According to figures from the 1999-2002 National Health and Nutrition Examination Survey, compiled by the Centers for Disease Control and Prevention, about 16 percent of American children between the ages of 6 and 19 are overweight. That's three times the percentage found in 1980, and proportional increases show no signs of abating, the CDC says. To combat what some have labeled "an epidemic," the National Institutes of Health has allotted $240,000 over two years to UA researcher Cheryl Ritenbaugh and a team of experts in the Choices program. Ritenbaugh and her colleagues hope to test the effectiveness of group visits to the doctor for overweight children and their parents. These group visits will include weigh-ins, question-answering and sessions teaching good eating habits and easy ways to exercise. Researchers need 40 children in the third or fourth grades and their parents to sign up by Feb. 15. If you're interested, contact Mary Larez at (520) 307-3694.

Tell me a little about the Choices program.

The project is being developed because, on the whole, physicians don't tend to have many strategies in their pockets to deal with pediatric obesity. And more and more parents now--with all the attention to it in the news and all the obesity--are asking physicians what to do. And the structure of fee-for-service medical care means that normally, it's just one physician seeing a kid once a month, or something like that. But what we're trying to do is called a group office visit, which means you bring a number of people together, and a physician sees them each time and weighs them. You can bill for a minimal office visit. But by having 10 together, it becomes cost-effective to see them every week. So you couldn't really have enough physician time to see children that often, but by putting them all together, it works. And it's better for the kids, we think, and the parents to be coming in groups, anyhow.

This could become a tool for physicians?

We're testing this model of doing it with the physicians involved ... to see if you can build something that could happen in the clinic and can kind of be packaged, so there'd be maybe a 12-session class, and we could have materials all ready to go, so a physician's office could actually do it. ... It's not the way to solve the problem, but you sort of figure that every channel through which the information can come is probably beneficial.

Statistics indicate that Latino children are more likely to be overweight than their white peers. How will your program target the particular needs of Latino children?

The nature of our clinic is that it's a very ethnically diverse clinic, and so this program is being run in a mixture of English and Spanish. We're not really set up for kids who only speak Spanish (monolingual Spanish-speaking parents are OK), but everything else in terms of English and Spanish, we can pretty much handle--as long as kids speak English, we're pretty much OK. Actually, most of our overweight kids are Hispanic, even though only about 40 percent of our clinic population are Hispanic.

What do you have to do to target that population?

Think of two components: So there's the kids' component, and I don't really think that component is much different, because our basic interventions are: chew smaller portions to start with and stop when you're not hungry; don't drink sugared beverages, drink water; and have more fruits and vegetables. That's kind of the dietary thing. And the exercise thing is: Watch less television; play more.

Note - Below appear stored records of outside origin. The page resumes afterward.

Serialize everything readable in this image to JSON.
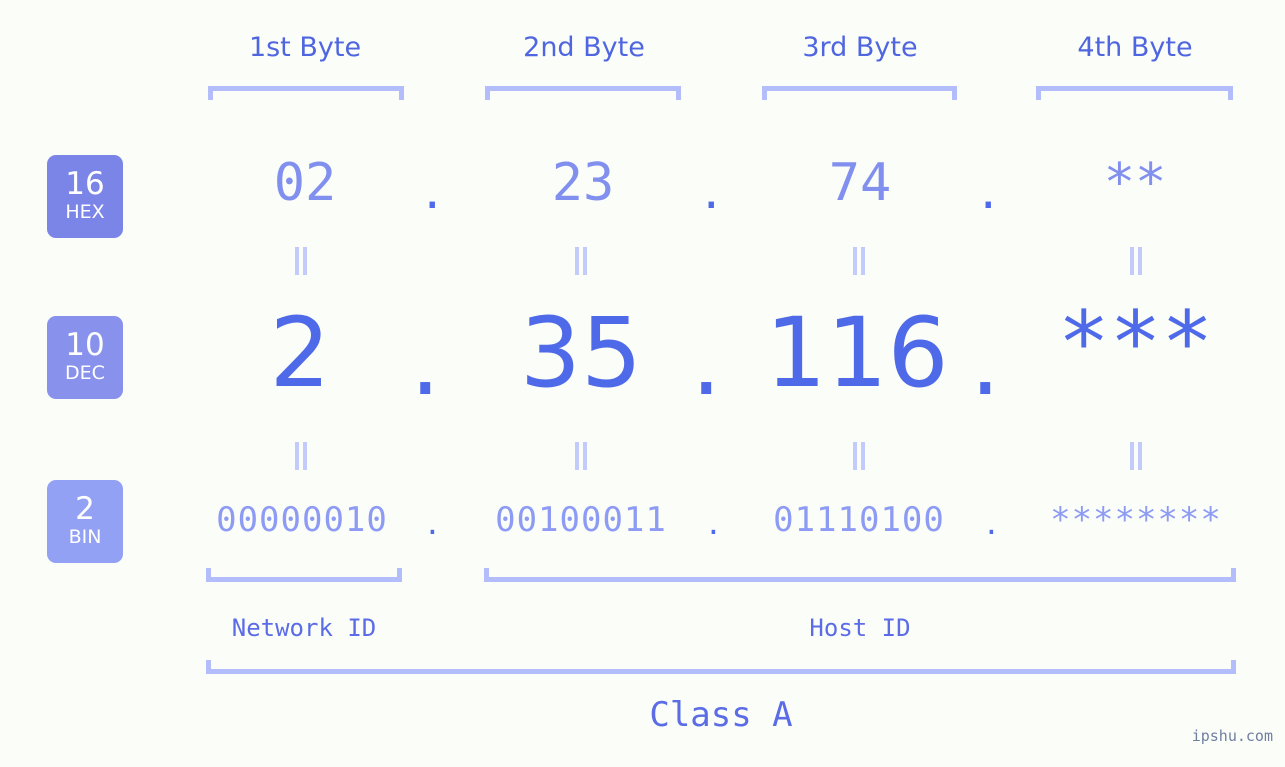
{
  "meta": {
    "watermark": "ipshu.com",
    "background_color": "#fbfdf8"
  },
  "colors": {
    "header_text": "#4f66e0",
    "bracket": "#b4bdfb",
    "hex_value": "#8190ee",
    "dec_value": "#4f6ae8",
    "bin_value": "#8d9bf4",
    "dot": "#4f6ae8",
    "eq_mark": "#c3cbfc",
    "badge_hex": "#7b85e8",
    "badge_dec": "#8891ec",
    "badge_bin": "#93a1f5",
    "section_label": "#5b6ce6"
  },
  "byte_headers": [
    {
      "label": "1st Byte"
    },
    {
      "label": "2nd Byte"
    },
    {
      "label": "3rd Byte"
    },
    {
      "label": "4th Byte"
    }
  ],
  "bases": [
    {
      "number": "16",
      "name": "HEX"
    },
    {
      "number": "10",
      "name": "DEC"
    },
    {
      "number": "2",
      "name": "BIN"
    }
  ],
  "rows": {
    "hex": {
      "base_number": "16",
      "base_name": "HEX",
      "values": [
        "02",
        "23",
        "74",
        "**"
      ],
      "separator": "."
    },
    "dec": {
      "base_number": "10",
      "base_name": "DEC",
      "values": [
        "2",
        "35",
        "116",
        "***"
      ],
      "separator": "."
    },
    "bin": {
      "base_number": "2",
      "base_name": "BIN",
      "values": [
        "00000010",
        "00100011",
        "01110100",
        "********"
      ],
      "separator": "."
    }
  },
  "equality_marks": {
    "glyph": "||",
    "count_per_row": 4
  },
  "sections": [
    {
      "label": "Network ID"
    },
    {
      "label": "Host ID"
    }
  ],
  "class": {
    "label": "Class A"
  }
}
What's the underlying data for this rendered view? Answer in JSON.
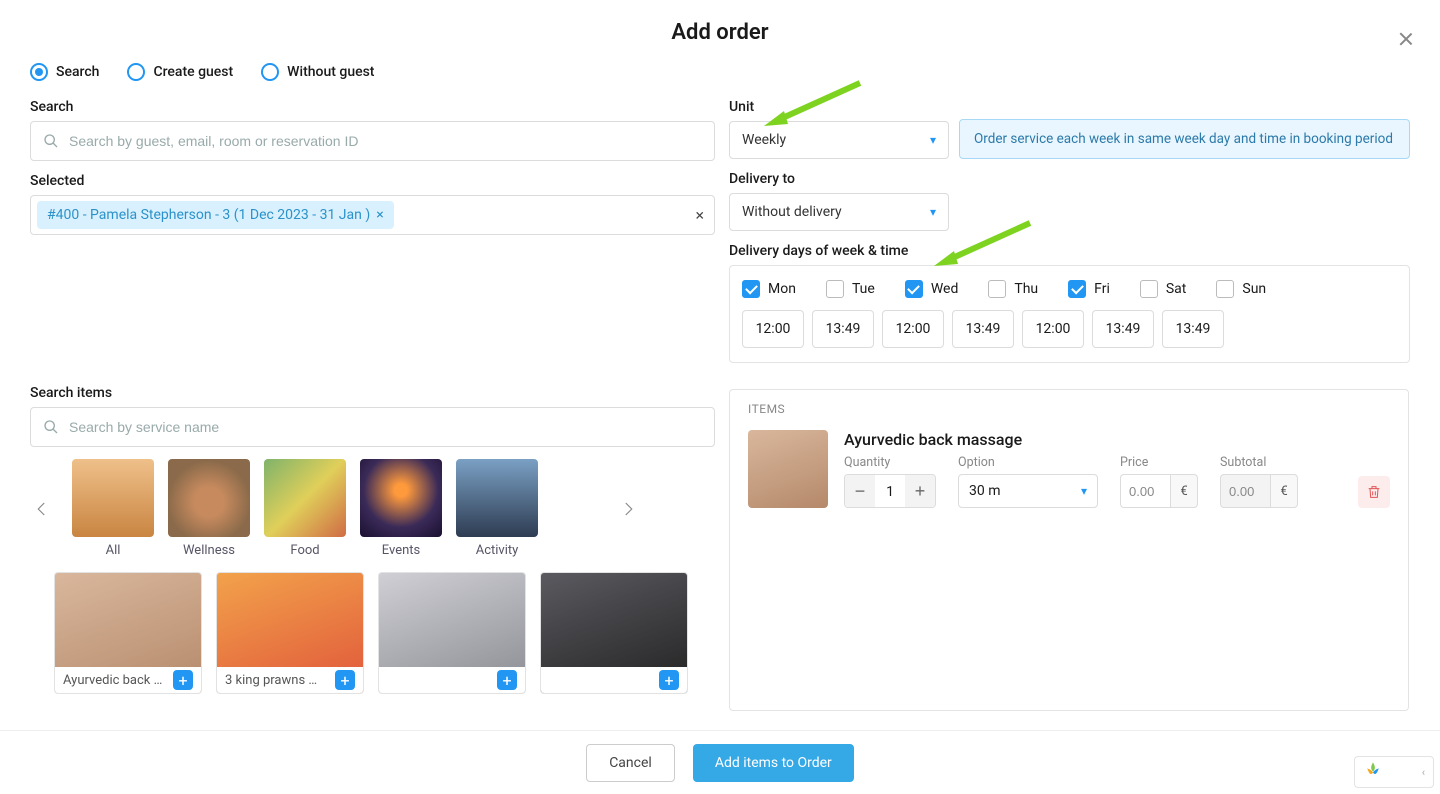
{
  "modal": {
    "title": "Add order"
  },
  "tabs": [
    {
      "label": "Search",
      "checked": true
    },
    {
      "label": "Create guest",
      "checked": false
    },
    {
      "label": "Without guest",
      "checked": false
    }
  ],
  "search": {
    "label": "Search",
    "placeholder": "Search by guest, email, room or reservation ID"
  },
  "selected": {
    "label": "Selected",
    "chip": "#400 - Pamela Stepherson - 3 (1 Dec 2023 - 31 Jan )"
  },
  "unit": {
    "label": "Unit",
    "value": "Weekly",
    "info": "Order service each week in same week day and time in booking period"
  },
  "delivery": {
    "label": "Delivery to",
    "value": "Without delivery"
  },
  "dow": {
    "label": "Delivery days of week & time",
    "days": [
      {
        "label": "Mon",
        "checked": true
      },
      {
        "label": "Tue",
        "checked": false
      },
      {
        "label": "Wed",
        "checked": true
      },
      {
        "label": "Thu",
        "checked": false
      },
      {
        "label": "Fri",
        "checked": true
      },
      {
        "label": "Sat",
        "checked": false
      },
      {
        "label": "Sun",
        "checked": false
      }
    ],
    "times": [
      "12:00",
      "13:49",
      "12:00",
      "13:49",
      "12:00",
      "13:49",
      "13:49"
    ]
  },
  "search_items": {
    "label": "Search items",
    "placeholder": "Search by service name",
    "categories": [
      "All",
      "Wellness",
      "Food",
      "Events",
      "Activity"
    ],
    "services": [
      "Ayurvedic back …",
      "3 king prawns …",
      "",
      ""
    ]
  },
  "items_panel": {
    "header": "ITEMS",
    "item": {
      "name": "Ayurvedic back massage",
      "qty_label": "Quantity",
      "qty_value": "1",
      "option_label": "Option",
      "option_value": "30 m",
      "price_label": "Price",
      "price_value": "0.00",
      "subtotal_label": "Subtotal",
      "subtotal_value": "0.00",
      "currency": "€"
    }
  },
  "footer": {
    "cancel": "Cancel",
    "submit": "Add items to Order"
  }
}
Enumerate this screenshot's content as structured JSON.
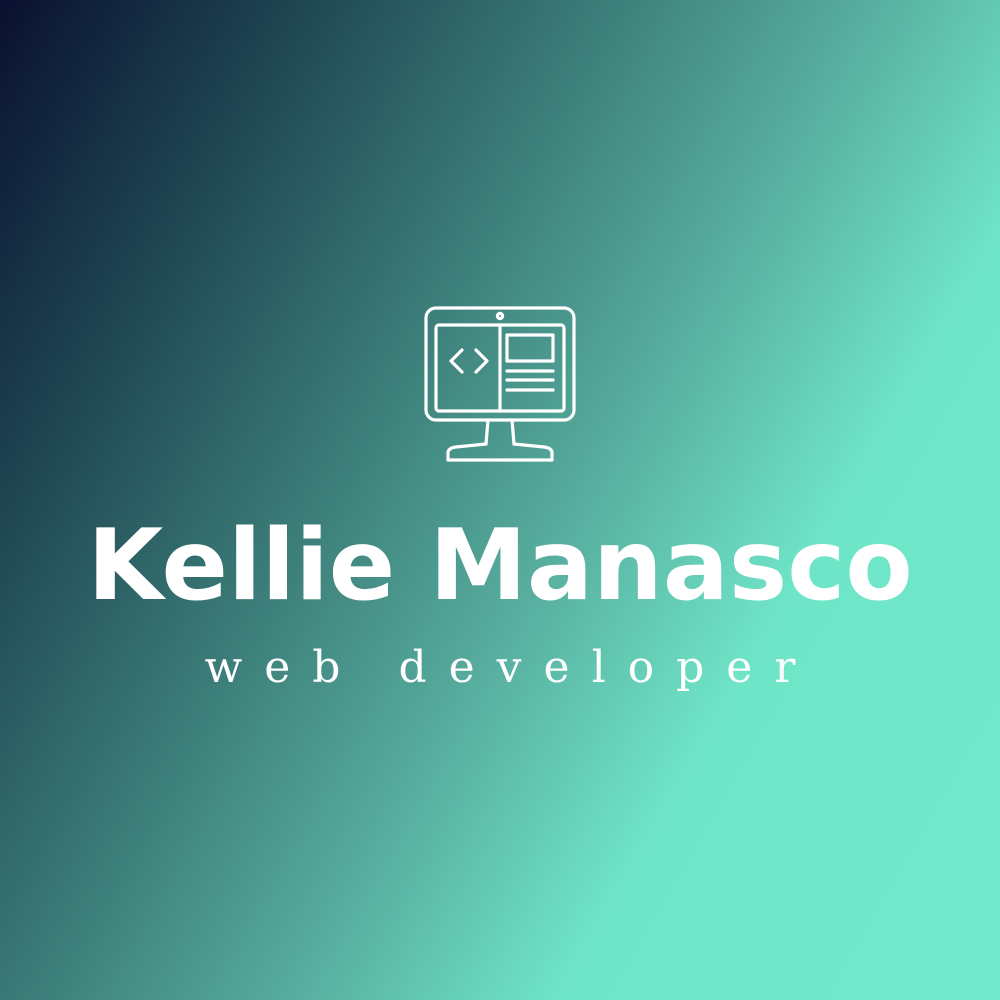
{
  "logo": {
    "icon": "monitor-code-icon",
    "name": "Kellie Manasco",
    "tagline": "web developer"
  },
  "colors": {
    "gradient_start": "#0a1030",
    "gradient_end": "#70e9cb",
    "text": "#ffffff"
  }
}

Do fun physical-activity things. ... So, I think for kids--white, yellow, red, black, whatever color--those messages are going to be pretty much the same.

What about the parents and families?

I think the difference comes in the family component, which Mary is going to lead. We're dealing across a pretty broad socioeconomic spread in our clinic, so this isn't an upper-middle-class, white, organic-food-driven, highly educated group. It's probably going to be more working-class people, who may have less access to Prevention magazine and all these other sorts of things that they can have. I think there's going to be more education; it's going to be in a mixture of English and Spanish, and it's going to include issues about a lot of the foods that are more typically Hispanic--but here in Tucson, everybody eats tortillas and all that kind of stuff. So, I think maybe that's a difference compared to some of the stuff that's on the market and widely available, which is sort of more targeted at the high end.